They are not the only shows to have a big impact on secularism. All the superhero shows and comic books/graphic novels have given us a pantheon of heroes and villains that is related most certainly to the pantheon of heroes and villains in the Greco-Roman empire. This has been written about very well by other writers. Please go read something by David Reynolds, William Irwin, Robin Rosenberg, or Grant Morrison. I suggest that you watch how people where you work or hang out talk about these characters and their adventures, The talkers can be classed as mildly interested, interested, geekishly interested, and uber-geekishly obsessed. What you are seeing is a novitiate, seeker, priest stratification.
Ok, so these stories are known everywhere in US culture and provide a mental-emotional framework for many of the seekers and priests. So what?
Have you ever been to a sci-fi con or comic con or anime con? Have you heard of LARP? If you have, go read about the ancient mystery religions of Mithras and Isis throughout the Mediterranean. Yeah. They are one and the same thing. The LARPers are acting out the story with variations of the deities and demi-gods for their own benefit and the entertainment and emotional wellbeing (sense of community and belonging to larger story) of those around them.
Ok, so LARPers are weird and may have a correspondence to some ancient religion priests. So what?
Have you noticed the huge number of Love, Faith, Family, Hope, Courage, and so on, signs that women are hanging in homes and workplaces? I have. They are really popular in the town where I live. Are they in your town? For years I knew that Romans worshipped virtues. But I could not figure out how that worked. How can you worship a concept?
Worship a god? Sure. Revere a historical event? Sure. But how does one worship Endurance? Now I get it. If you put a Love sign on the living room wall or a Faith pillow on your couch it’s just like hanging a Fertility goddess statue by the door. You seek blessing, without really saying it in an explicit prayer. If you compete in marathons, you revere Endurance. If you shop til you drop on Black Friday, you worship Prosperity.
So where am I going with all this?

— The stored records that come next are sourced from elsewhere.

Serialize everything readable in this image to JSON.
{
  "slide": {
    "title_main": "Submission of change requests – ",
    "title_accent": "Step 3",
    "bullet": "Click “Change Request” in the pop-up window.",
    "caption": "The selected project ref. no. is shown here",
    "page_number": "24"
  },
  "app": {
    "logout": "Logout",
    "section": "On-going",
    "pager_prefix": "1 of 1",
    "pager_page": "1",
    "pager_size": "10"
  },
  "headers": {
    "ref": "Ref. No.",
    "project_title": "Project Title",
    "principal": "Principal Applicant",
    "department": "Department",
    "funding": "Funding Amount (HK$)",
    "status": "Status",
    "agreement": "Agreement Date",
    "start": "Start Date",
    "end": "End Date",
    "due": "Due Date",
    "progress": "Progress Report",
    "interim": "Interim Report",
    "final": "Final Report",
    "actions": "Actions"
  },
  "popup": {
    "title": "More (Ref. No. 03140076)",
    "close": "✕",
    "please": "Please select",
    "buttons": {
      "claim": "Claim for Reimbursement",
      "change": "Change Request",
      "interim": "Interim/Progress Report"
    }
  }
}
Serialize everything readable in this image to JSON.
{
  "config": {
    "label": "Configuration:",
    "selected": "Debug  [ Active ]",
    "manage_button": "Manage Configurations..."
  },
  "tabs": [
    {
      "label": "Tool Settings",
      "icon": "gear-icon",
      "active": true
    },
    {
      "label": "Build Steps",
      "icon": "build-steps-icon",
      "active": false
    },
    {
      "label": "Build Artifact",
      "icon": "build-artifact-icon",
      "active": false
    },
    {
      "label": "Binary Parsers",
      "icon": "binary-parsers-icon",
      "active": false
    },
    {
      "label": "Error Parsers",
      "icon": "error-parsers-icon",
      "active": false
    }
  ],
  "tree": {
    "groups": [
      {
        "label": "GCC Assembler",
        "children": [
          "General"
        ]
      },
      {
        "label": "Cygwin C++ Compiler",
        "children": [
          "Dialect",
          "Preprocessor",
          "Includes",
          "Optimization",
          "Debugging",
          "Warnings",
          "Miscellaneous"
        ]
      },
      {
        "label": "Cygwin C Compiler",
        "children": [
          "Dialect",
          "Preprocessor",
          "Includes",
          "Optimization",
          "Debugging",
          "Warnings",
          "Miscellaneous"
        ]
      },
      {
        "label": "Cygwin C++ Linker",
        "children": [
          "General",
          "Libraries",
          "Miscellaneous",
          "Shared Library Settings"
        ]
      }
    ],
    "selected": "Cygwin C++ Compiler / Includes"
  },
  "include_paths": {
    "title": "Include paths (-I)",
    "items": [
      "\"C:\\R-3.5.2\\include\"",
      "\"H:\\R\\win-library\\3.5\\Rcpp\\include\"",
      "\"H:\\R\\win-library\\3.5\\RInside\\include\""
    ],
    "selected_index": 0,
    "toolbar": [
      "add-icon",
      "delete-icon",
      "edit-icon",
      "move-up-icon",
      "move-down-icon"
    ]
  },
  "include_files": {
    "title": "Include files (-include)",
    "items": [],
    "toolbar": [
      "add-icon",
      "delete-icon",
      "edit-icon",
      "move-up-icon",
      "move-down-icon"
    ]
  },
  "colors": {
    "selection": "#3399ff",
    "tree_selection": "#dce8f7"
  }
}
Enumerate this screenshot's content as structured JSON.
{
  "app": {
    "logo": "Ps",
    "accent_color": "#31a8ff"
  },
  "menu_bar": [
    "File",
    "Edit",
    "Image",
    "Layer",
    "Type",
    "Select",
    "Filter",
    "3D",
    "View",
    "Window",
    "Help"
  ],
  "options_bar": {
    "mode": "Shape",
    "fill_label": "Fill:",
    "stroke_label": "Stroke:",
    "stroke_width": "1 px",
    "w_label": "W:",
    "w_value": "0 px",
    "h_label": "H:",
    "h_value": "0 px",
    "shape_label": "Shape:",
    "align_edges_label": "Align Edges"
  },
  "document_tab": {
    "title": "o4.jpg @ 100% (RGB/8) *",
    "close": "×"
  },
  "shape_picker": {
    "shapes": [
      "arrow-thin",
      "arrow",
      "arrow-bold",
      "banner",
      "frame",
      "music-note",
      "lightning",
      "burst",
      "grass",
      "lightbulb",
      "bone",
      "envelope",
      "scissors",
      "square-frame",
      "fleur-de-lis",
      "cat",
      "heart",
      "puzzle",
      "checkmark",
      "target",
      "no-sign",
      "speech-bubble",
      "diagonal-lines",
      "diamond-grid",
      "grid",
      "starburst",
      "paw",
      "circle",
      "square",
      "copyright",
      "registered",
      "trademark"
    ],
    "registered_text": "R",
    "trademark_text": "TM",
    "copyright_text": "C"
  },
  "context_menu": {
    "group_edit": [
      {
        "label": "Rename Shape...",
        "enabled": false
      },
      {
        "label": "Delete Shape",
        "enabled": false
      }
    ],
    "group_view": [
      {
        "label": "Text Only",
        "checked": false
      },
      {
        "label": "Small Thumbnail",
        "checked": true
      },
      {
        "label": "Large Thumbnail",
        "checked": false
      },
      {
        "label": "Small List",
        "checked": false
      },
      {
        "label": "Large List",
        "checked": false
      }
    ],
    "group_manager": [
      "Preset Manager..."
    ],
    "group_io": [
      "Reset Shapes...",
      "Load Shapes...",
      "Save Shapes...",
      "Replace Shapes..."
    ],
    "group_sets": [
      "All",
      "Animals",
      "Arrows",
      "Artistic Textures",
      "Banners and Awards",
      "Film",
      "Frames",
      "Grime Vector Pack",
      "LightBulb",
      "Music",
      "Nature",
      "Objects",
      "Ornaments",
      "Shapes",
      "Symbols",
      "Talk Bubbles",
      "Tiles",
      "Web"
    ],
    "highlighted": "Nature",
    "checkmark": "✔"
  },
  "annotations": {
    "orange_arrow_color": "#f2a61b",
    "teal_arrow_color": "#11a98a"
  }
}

A huge number of deities are worshipped today in the US; many are worshipped by people who identify themselves as belonging to a traditional Faith. Most Americans have some beliefs and ideas that belong to and are expressed in secular movies and tv and music. An ever-growing number of Americans are content with a secular life in mainstream culture or a subculture, finding spirituality but not wanting religion (meaning going to church).
Now I am not saying this is bad. To each his or her own, as the saying goes. For me, secularism alone does not provide a meaning-filled life. But that may only be me. I just wanted to say that secularism is on the rise and is the favored religion of this culture.
Yes, I am aware that I am treading on the edge of a major complaint about US culture exported through entertainment made by people in other countries. I mean no complaint here, nor do I intend offense.